As we finally managed to get through the Chase IVR only to be told that the expected wait time is ten minutes … in addition to the eight minutes we’ve already spent trying to convince their IVR that we didn’t need to pay our bill or check out balance, I wonder how feasible it would be to drop the caller into the CS rep queue when the call is first answered, let them spend some of their hold time telling the IVR what exactly they need (possibly moving their placeholder to another queue if, say, they seem to want tech support and not general CS), and either deleting the placeholder because the caller’s problem actually got resolved by the computer or adding a “ready to talk” attribute to the placeholder so the call is ready to transfer out to the next available agent. Bummer that I haven’t done IVR call route development in decades because I’d love to prototype that logic and see if it actually works (it’s possible we’d just end up with hundreds of pointers to people who are still navigating the IVR instead of actually reducing wait times).
I’d created a couple of quick code snippets to export Microsoft Stream transcripts & someone asked if you could include a way for users to click on a hyperlink and pop into the video at the right spot for the line in the transcript they clicked. Seemed like a good idea — I’ve searched though my meeting transcript & now I want to see/hear that important part in the original video.
The method I’m using to grab the transcript text actually grabs a LOT of information that’s thrown into an object being called ‘t”:
I was only using t.eventData.text to build my transcript. What do you need in order to create a jump-to-this-timecode URL for a Stream video? I had no idea! Luckily, MS supplied an easy answer — if you share a video, one of the options is to start the video at a specific time. If you pass in “st” (which I assume stands for ‘start time’) and the number of seconds ( (17 * 60) + 39 = 1059, so the 17:39 from my video matches up with 1059 seconds in the st)
We still need the unique ID assigned to the video, but … I’m exporting the transcript from MS’s Stream site, which includes the ID in the URL. So I’m able to use window.location.href to get the URL, then strip everything past the ? … now I’ve got a way to create timecoded links to video content. I just need to glom that into the code I am using to export the transcript.
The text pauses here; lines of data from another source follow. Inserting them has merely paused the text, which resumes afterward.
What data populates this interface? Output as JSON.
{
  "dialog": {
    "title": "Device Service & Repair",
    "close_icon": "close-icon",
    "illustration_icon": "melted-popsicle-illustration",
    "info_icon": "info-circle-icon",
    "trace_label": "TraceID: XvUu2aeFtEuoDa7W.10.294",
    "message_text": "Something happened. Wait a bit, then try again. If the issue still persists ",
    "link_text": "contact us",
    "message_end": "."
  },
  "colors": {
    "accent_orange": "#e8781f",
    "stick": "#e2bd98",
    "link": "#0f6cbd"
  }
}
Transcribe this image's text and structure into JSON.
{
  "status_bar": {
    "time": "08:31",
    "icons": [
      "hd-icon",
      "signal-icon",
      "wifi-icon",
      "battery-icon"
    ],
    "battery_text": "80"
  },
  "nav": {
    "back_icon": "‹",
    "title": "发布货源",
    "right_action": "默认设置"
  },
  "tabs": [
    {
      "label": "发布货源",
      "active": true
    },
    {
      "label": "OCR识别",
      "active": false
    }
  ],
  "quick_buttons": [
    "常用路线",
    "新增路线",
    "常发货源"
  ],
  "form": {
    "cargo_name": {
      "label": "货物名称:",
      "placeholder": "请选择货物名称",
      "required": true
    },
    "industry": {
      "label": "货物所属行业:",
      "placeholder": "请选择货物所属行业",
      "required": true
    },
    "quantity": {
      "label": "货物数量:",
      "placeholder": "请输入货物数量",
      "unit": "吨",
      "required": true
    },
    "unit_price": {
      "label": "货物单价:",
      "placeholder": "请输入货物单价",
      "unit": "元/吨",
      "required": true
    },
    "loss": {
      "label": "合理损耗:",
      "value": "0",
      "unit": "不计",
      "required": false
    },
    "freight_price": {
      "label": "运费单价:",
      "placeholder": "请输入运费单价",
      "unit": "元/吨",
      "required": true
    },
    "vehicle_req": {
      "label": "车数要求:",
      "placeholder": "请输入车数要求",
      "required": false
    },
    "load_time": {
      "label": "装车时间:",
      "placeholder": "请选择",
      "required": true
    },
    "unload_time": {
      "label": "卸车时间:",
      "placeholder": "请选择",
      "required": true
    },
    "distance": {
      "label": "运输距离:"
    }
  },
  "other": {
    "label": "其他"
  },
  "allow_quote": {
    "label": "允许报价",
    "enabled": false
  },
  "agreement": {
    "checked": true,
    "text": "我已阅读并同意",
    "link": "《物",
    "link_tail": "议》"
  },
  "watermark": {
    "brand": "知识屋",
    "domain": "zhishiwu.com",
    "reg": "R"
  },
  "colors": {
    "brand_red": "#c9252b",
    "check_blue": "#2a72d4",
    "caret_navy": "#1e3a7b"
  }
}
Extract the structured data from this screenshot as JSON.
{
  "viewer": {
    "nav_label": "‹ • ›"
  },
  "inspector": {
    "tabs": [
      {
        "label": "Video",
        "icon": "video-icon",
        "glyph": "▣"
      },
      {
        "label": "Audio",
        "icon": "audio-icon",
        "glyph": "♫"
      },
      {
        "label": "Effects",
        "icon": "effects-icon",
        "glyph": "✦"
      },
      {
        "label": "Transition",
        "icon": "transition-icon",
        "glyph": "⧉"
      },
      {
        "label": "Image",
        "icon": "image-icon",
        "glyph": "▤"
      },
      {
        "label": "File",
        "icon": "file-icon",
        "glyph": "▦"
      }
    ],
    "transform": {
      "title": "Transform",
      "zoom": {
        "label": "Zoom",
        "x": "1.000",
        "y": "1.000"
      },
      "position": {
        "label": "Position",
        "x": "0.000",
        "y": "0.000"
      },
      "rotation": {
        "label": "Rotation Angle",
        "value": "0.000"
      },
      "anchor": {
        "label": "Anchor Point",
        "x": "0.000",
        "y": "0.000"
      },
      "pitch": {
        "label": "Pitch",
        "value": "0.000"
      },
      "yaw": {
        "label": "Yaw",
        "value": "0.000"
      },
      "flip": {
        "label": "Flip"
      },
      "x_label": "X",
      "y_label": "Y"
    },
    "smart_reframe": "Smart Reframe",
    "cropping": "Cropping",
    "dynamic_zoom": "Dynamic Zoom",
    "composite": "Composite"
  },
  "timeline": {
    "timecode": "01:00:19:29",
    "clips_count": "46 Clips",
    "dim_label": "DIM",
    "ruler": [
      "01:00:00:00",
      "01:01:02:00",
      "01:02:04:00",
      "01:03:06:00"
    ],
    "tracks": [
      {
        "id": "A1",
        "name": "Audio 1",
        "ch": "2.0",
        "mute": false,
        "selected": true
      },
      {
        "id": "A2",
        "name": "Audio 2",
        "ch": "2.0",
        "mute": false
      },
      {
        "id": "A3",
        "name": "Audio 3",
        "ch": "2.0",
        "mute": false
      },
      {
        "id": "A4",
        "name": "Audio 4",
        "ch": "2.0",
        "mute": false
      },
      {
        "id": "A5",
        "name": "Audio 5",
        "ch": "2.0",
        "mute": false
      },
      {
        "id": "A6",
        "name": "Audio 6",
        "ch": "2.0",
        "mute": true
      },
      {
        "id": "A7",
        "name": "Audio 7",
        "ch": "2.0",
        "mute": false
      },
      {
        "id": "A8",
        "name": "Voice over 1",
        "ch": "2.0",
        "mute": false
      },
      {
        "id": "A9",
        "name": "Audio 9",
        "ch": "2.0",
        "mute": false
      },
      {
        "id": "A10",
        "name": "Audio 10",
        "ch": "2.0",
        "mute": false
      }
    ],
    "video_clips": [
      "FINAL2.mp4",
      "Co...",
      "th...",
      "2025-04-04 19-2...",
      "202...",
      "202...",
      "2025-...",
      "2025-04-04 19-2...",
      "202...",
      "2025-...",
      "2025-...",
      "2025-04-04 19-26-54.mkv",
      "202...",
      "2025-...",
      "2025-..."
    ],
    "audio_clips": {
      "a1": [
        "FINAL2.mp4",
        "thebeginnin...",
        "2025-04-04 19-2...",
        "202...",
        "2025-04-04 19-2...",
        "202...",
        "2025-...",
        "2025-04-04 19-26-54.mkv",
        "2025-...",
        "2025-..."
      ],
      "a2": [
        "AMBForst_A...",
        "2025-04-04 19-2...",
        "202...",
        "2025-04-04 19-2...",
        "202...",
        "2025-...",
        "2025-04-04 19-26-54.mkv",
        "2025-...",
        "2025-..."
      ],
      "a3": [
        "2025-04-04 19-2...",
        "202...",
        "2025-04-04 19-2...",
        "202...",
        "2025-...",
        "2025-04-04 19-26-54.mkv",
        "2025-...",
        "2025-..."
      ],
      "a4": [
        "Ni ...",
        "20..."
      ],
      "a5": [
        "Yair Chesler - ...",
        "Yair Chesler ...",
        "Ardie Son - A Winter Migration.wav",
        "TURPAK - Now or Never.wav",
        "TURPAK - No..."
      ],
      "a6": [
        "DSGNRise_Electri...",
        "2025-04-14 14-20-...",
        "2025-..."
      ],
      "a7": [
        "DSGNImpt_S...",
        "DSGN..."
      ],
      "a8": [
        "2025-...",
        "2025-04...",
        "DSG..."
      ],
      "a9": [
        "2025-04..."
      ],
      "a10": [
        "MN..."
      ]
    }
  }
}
Question is … how to display it to the user? Clicking on a link for 1059 seconds doesn’t really mean anything. If I were doing this at work, I might pass the number of seconds through a “pretty time” function to convert that number of seconds back into hour:minute:second format so the user clicks on 17:39 … but, as a quick example, this builds hyperlinks with the integer number of seconds as text: